── Excerpted records ──

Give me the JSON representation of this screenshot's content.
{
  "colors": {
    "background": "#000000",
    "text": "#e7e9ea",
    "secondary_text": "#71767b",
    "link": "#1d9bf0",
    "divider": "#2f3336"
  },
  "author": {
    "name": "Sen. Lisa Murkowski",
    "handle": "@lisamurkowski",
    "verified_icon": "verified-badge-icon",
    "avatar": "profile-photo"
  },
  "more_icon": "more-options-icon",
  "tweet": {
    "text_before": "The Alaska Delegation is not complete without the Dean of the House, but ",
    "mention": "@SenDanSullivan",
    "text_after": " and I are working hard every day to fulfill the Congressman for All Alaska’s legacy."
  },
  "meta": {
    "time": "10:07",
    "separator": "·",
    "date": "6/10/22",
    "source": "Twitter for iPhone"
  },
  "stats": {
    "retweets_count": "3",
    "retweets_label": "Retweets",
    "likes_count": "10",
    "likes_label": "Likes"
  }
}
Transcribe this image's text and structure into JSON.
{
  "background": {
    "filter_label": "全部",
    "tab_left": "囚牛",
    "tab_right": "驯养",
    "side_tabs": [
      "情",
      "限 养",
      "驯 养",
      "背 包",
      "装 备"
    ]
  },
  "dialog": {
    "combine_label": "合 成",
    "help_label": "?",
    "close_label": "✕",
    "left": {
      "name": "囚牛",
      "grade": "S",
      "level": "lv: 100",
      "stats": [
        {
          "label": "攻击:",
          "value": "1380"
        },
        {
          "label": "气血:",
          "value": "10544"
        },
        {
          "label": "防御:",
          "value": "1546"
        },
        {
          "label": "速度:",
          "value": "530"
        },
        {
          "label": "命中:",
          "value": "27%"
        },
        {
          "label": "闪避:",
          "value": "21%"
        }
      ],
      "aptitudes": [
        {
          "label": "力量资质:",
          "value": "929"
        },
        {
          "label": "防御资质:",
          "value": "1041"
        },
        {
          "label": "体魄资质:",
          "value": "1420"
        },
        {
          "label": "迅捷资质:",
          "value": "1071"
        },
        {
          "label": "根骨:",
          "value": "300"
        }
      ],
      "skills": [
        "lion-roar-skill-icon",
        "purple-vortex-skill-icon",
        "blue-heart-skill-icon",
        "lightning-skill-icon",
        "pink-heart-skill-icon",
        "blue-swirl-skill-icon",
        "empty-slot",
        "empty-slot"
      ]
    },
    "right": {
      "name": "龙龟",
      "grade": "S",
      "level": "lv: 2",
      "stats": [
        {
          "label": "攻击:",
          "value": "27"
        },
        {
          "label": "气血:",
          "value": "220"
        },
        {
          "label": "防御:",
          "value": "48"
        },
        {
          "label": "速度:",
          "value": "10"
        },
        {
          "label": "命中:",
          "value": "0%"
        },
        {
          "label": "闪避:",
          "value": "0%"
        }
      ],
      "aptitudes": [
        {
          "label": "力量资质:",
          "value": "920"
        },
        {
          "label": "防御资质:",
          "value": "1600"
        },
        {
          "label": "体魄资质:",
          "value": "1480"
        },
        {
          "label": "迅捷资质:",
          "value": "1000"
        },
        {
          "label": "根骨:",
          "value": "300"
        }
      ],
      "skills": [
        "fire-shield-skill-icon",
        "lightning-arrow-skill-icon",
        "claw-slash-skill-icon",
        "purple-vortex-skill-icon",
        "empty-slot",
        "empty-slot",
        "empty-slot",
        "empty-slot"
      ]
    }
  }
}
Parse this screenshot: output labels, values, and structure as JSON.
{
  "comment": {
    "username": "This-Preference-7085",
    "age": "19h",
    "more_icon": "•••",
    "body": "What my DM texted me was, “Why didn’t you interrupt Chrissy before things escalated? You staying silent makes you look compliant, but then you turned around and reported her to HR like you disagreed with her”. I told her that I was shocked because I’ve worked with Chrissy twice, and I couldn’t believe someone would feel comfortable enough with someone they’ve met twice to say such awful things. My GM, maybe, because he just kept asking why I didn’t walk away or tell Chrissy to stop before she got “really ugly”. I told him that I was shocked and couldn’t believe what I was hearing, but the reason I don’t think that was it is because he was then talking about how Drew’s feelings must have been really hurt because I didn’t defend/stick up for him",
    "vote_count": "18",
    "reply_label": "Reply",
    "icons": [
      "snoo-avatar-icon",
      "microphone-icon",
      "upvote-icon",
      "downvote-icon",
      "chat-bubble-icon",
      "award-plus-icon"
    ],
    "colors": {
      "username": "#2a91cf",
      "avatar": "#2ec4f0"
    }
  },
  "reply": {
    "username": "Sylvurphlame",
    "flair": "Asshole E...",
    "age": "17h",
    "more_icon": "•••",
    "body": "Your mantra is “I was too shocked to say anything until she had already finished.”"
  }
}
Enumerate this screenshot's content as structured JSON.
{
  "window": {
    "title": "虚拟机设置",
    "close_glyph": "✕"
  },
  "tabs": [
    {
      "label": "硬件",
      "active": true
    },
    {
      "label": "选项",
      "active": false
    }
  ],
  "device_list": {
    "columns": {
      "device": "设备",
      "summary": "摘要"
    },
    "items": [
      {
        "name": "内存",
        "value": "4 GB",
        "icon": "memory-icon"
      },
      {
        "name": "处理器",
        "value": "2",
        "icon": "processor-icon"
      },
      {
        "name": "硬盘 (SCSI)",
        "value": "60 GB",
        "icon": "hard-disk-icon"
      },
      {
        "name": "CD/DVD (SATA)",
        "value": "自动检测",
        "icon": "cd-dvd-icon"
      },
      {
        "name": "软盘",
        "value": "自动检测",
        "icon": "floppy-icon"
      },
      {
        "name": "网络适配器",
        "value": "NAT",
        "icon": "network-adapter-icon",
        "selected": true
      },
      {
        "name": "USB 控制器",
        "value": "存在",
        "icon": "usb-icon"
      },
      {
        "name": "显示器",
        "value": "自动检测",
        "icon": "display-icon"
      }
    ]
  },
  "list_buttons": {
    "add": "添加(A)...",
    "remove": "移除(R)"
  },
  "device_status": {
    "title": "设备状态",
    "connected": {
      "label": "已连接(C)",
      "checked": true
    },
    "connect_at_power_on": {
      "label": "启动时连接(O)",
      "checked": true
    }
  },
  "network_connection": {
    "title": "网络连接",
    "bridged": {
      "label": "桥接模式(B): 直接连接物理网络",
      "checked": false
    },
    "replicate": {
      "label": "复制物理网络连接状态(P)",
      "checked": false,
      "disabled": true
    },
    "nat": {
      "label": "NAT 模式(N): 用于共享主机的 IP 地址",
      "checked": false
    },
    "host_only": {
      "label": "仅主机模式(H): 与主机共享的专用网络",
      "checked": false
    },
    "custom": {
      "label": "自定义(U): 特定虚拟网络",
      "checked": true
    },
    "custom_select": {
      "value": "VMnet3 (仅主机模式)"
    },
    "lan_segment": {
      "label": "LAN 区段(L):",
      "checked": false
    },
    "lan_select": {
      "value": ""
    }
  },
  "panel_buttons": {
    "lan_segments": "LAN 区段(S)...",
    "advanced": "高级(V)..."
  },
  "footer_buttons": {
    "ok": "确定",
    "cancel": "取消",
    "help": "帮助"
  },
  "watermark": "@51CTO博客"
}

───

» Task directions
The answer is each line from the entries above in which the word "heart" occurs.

» Answer section
        "blue-heart-skill-icon",
        "pink-heart-skill-icon",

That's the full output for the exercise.